- Vitamin K2 — I had to ask HER (my doc) why she didn't recommend taking this along with the vitamin D. She said, “Yeah, I probably should suggest them together.” It always pays to check, research, and double check anything a professional suggests, no matter how good they may be. This is the Vitamin K2 I take at Joanie's suggestion — read more about vitamin K2, whether or not it can be toxic in your system, and what else you need to know about K2 here: Healing Teeth Naturally and how NOT to take Vitamin D.
- Probiotics — I take this for the reasons Joanie stated above, plus I know I don't eat enough fermented foods. This isn't a fix for that at all (I need to get better, but just forget sometimes), but it's at least something to build the healthy bacteria in my gut, which keeps our immune system strong. Here's one of my favorite brands.
- Cod Liver Oil — here's how I get it down the hatch. Here's a more current post about which kind we take now and why.
- Iodine caps, because my iodine was a little low, so I'm just taking one of these every other day, because I've heard you could get too much of this.
- She said my adrenal health was borderline, not bad, but it could go bad, so I've been taking this adrenal supplement in the mornings and one of these vitamin C capsules in the evenings. Mostly I've been SO much better about sleeping 7-9 hours consistently. (Those of you who have been my reader friends for a long time know what a big deal this is for me me!)
Remember, don't just follow what Joanie or I say, do your own research and get help from a natural practitioner if needed!
Back to Joanie…
Your Farmer Is Your Best Health Insurance!
Rebuilding soil fertility is a labor of love. Producing more nutrient-dense food does not happen overnight, but for the sake of the improved health of our children and children's children, supporting the farmers using restorative, sustainable agricultural practices is well worth our sacrifice of a few dollars today!
How about you? How do you decide what is “enough?” Tell us in the comments what works for you.
- Also check out Kelly's post: Are Supplements Necessary for Good Health?
This was a post by my sweet friend, Joanie Blaxter, who is now a regular writer around here!

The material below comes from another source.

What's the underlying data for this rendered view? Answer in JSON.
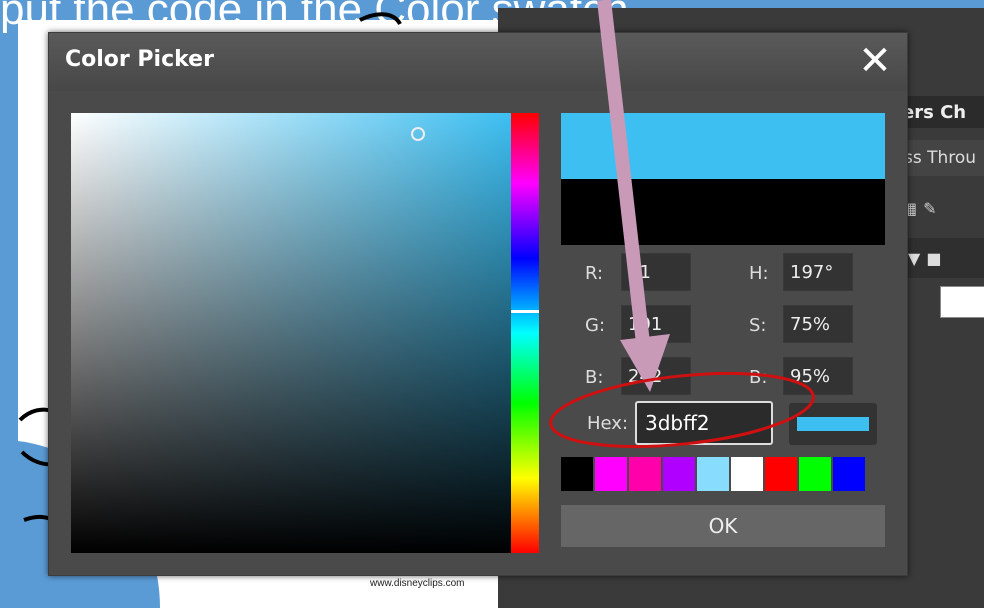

Disclaimer: Neither Joanie nor I are health professionals! Use what you read here for your own research and then consult with a natural-minded doctor or health professional you trust to find what is best and right for YOU. Read my entire disclaimer here, and also note that there may be affiliate links in this post.